What Keeps Indian Enterprises from Growing
Friday, May 2, 2008
In the last one week, I have had the privilege of interacting with over 300 entrepreneurs from the small and medium enterprises segment. 70% of them have been in business for at least a decade; 40% have completed two decades. Yet they are still “small” – in revenues, profits, employees. 15% have global aspirations but do not know how to achieve that goal.
Small and medium enterprises account for 80% of Indian businesses (3 million small and medium enterprises and counting), produce over 8000 products, contribute 35% to industrial output, 40% to direct exports, and employ nearly 30 million people. And yet, they continue to remain small even after 20 or 30 years. Given a choice, they still want some form of protection. The forces of competition, rapid technological change and globalization mean very little to these otherwise successful enterprises.
What are the challenges faced by entrepreneurs in scaling up and making it to the big league? How much of this can be attributed to the external environment and how much to the entrepreneur’s mindset itself? Based on the responses I have, here are the major constraints:
Treating the business like a family – almost literally: this might come as a surprise to those in the developed countries, but promoters of small businesses develop an emotional attachment to everything about the business, including the people. The leadership style is patriarchal. A significant majority have not fired anyone in their business. Performance orientation is lacking and a comfort with the status-quo is palpable.

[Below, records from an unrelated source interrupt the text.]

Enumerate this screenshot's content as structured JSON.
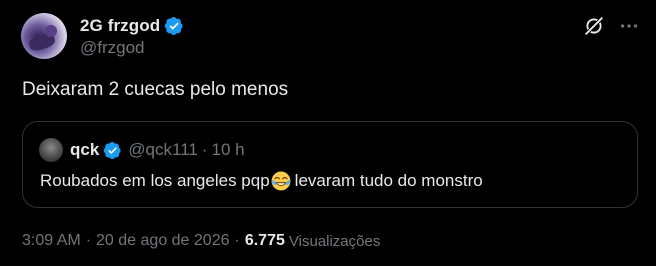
{
  "author": {
    "display_name": "2G frzgod",
    "handle": "@frzgod",
    "verified": true
  },
  "tweet": {
    "text": "Deixaram 2 cuecas pelo menos"
  },
  "quote": {
    "display_name": "qck",
    "handle": "@qck111",
    "separator": "·",
    "time": "10 h",
    "text_before_emoji": "Roubados em los angeles pqp",
    "emoji": "face-with-tears-of-joy",
    "text_after_emoji": "levaram tudo do monstro"
  },
  "meta": {
    "time": "3:09 AM",
    "separator": "·",
    "date": "20 de ago de 2026",
    "separator2": "·",
    "views_count": "6.775",
    "views_label": "Visualizações"
  },
  "icons": {
    "grok": "grok-icon",
    "more": "more-icon",
    "verified": "verified-badge-icon"
  },
  "colors": {
    "background": "#000000",
    "text": "#e7e9ea",
    "muted": "#71767b",
    "border": "#2f3336",
    "verified": "#1d9bf0"
  }
}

Inability to prioritize: entrepreneurs engaged in small businesses are in a perennial “fire-fighting” mode. Everything appears to be a crisis. Considerable time and effort is expended on trivial matters often at the expense of growth, creativity and innovation. Strategy is conspicuous by its absence. Not surprisingly, the business remains small.